Anecdotally, law enforcement officials like Dodson have noticed that groups of migrants apprehended along the border are larger than they were in the past, and that the demographics skew younger and male. “The cameras and sensors that we got out there are doing all kinds of good catching these people,” Dodson said. “But you got to remember, we’re missing some of them. How many do we miss?” 

Jails and prisons are reliable revenue streams for public and private entities across Texas, and Brewster County is no exception. Before the new laws, Dodson estimates the county was on track to make around $900,000 from housing federal prisoners for fiscal year 2021, but now the jail is at capacity with people arrested on state felony charges. State prisoners are held at the county’s — in other words, the taxpayer’s — expense. “It looks like this year, we’ll lose about $600,000,” Dodson said. 

Most of Dodson’s overflow ends up in the prison in Sierra Blanca. “We ended up making a deal with Sierra Blanca, so all the DPS arrests through Operation Lonestar — not your local DWIs and stuff — have to go to Sierra Blanca.”

In a February interview with The Big Bend Sentinel, Dodson stated that, in the event that the jail space were doubled, the county would avoid putting that cost on local taxpayers. “We’d look for bonds and stuff, so that we wouldn’t have to ever burden the taxpayer on it,” he said.

Presidio County Attorney Rod Ponton pushed back against the idea that local taxpayers would be directly footing the bill for the increase in state prisoners. “The governor’s office has set aside money for border counties for these kinds of situations,” he said. 

Operation Lone Star funding is finite, though, and Abbott is up for reelection at the end of this year. A statement from Nan Tolson, spokesperson for Gov. Abbott’s office, indicated the fate of the jail project was up in the air: “The priority of awards issued in December were for agencies that had not already received an award. Due to the changing operational landscape of Operation Lone Star, the jail construction project is still under review and may be considered for future funding.” Dodson himself said he was not optimistic that the funding would come through.

Next door in Presidio County, the situation doesn’t seem to be as dire. “We haven’t seen as many state charges for smuggling in Presidio County as they have in Brewster County,” Ponton explained. “I guess it’s mainly geography.
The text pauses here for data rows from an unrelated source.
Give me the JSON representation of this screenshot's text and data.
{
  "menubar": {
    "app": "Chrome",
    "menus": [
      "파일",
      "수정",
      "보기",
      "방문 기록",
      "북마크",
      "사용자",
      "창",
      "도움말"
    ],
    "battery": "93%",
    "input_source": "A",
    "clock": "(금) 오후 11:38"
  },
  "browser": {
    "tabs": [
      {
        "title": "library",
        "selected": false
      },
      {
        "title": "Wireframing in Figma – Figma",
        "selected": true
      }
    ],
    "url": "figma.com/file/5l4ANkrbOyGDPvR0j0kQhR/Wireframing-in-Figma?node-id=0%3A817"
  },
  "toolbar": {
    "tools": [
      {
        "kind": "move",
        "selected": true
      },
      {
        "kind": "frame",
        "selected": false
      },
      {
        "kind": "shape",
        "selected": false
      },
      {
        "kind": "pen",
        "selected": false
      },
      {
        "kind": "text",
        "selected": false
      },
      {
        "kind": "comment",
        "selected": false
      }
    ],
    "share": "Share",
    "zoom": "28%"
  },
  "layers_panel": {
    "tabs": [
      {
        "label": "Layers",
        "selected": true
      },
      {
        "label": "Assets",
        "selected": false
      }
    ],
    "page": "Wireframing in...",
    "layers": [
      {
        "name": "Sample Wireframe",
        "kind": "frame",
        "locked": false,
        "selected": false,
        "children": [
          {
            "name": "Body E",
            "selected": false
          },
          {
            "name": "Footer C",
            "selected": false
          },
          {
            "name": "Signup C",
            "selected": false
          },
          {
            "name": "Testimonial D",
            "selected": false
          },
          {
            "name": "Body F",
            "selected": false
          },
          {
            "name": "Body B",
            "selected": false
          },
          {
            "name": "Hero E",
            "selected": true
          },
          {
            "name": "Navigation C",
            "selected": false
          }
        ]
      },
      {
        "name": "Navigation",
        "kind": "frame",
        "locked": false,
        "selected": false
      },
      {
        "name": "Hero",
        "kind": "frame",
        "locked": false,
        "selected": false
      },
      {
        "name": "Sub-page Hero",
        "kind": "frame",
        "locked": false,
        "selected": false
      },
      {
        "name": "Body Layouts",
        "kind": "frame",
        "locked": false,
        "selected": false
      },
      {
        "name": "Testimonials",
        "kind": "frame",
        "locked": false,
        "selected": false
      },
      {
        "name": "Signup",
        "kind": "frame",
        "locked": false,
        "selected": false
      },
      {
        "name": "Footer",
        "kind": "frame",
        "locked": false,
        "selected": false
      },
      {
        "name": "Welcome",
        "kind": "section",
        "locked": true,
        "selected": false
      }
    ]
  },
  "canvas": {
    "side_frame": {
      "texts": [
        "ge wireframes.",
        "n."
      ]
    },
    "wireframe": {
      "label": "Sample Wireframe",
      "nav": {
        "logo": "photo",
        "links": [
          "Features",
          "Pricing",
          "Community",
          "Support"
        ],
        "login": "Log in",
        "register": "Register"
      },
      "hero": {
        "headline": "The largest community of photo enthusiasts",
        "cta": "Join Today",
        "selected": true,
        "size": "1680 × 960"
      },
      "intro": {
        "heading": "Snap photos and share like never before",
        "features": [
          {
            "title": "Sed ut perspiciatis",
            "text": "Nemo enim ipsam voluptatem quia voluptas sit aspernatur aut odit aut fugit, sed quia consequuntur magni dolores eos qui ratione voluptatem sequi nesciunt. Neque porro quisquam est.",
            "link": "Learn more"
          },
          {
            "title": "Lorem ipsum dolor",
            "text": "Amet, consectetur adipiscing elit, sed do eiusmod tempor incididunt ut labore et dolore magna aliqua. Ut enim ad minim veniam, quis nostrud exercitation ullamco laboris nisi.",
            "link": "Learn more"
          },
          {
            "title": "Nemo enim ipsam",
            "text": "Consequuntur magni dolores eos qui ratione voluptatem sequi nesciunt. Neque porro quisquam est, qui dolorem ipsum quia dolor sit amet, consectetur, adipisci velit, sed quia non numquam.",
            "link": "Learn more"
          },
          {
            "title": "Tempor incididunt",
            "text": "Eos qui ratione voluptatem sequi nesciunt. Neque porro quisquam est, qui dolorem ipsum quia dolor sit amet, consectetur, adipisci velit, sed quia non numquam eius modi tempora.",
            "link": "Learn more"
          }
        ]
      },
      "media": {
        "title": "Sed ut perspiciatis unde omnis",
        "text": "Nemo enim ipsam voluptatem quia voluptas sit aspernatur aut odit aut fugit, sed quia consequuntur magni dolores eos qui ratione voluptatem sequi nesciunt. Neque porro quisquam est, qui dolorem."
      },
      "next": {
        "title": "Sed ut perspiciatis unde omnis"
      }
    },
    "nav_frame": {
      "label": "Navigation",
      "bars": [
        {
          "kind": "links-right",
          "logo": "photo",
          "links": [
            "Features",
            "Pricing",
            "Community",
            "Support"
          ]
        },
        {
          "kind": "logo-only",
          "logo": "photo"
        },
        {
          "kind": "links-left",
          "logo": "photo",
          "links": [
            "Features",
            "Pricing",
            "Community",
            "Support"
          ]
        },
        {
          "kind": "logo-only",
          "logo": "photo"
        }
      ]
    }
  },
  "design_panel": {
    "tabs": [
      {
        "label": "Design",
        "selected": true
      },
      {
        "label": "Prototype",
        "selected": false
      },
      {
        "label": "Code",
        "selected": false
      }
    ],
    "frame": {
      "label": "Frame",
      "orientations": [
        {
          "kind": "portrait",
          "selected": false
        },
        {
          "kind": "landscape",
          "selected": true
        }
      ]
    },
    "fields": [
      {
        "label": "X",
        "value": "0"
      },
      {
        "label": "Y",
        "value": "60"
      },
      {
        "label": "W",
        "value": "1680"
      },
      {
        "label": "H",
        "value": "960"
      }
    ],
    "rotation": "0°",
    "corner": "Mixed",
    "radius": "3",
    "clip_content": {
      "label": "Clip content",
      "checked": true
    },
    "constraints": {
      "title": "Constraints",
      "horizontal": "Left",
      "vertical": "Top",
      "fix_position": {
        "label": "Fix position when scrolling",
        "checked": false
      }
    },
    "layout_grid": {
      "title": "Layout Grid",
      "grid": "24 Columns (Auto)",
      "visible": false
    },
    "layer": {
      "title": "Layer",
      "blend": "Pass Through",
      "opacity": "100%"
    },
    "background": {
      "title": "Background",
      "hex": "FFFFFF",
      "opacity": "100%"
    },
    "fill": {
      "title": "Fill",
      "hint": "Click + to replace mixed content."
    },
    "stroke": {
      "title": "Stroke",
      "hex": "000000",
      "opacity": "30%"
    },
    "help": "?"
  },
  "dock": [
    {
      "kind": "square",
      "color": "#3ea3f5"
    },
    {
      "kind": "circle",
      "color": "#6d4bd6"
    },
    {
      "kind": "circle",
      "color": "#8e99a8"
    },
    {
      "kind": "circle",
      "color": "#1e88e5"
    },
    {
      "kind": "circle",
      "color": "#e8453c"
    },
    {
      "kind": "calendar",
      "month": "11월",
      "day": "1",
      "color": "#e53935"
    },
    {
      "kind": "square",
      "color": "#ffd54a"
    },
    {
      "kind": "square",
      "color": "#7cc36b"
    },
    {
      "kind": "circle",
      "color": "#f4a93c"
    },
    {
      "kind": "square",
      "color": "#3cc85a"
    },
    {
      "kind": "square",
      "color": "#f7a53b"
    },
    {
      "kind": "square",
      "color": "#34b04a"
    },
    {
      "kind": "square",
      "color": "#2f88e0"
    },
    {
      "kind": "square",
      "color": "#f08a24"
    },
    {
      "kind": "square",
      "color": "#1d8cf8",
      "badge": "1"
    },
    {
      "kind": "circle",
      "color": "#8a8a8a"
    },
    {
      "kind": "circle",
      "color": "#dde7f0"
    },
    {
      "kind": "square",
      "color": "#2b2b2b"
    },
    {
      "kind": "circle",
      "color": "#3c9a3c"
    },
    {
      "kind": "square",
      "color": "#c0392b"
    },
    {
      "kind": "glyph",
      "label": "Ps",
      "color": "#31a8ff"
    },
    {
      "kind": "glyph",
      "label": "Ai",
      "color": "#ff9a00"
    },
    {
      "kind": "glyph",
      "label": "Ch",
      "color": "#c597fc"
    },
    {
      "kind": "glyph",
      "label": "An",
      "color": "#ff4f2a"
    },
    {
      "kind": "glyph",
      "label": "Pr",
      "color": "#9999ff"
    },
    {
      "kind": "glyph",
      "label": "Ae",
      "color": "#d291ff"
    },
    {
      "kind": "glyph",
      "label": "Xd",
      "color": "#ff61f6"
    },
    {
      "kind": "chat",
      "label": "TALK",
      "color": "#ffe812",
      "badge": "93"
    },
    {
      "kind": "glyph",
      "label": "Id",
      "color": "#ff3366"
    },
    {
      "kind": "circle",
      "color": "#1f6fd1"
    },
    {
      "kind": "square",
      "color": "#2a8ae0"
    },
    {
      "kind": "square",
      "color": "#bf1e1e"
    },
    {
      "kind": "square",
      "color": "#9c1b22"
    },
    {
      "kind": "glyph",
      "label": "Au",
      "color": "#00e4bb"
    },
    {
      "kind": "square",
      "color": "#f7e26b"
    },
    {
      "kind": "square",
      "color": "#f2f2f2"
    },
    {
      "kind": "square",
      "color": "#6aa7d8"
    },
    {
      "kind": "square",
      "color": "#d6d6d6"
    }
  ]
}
I think the smugglers are bringing over a lot of groups to hike into the U.S. through Brewster County and not in Presidio County because of the presence of Border Patrol along the river and in the city of Presidio.”

The border along the river in the southern reaches of Presidio County is fairly populated, whereas much of Brewster County’s riverfront is located in the extremely remote reaches of Big Bend National Park. Last fall, Customs and Border Protection apprehended a group of 70 Venezuelans on the eastern fringe of the park; the number of large groups discovered on smuggling routes through the desert in the interior of the park appears to be growing. 

“We’re all good here,” said Presidio County Sheriff Danny Dominguez.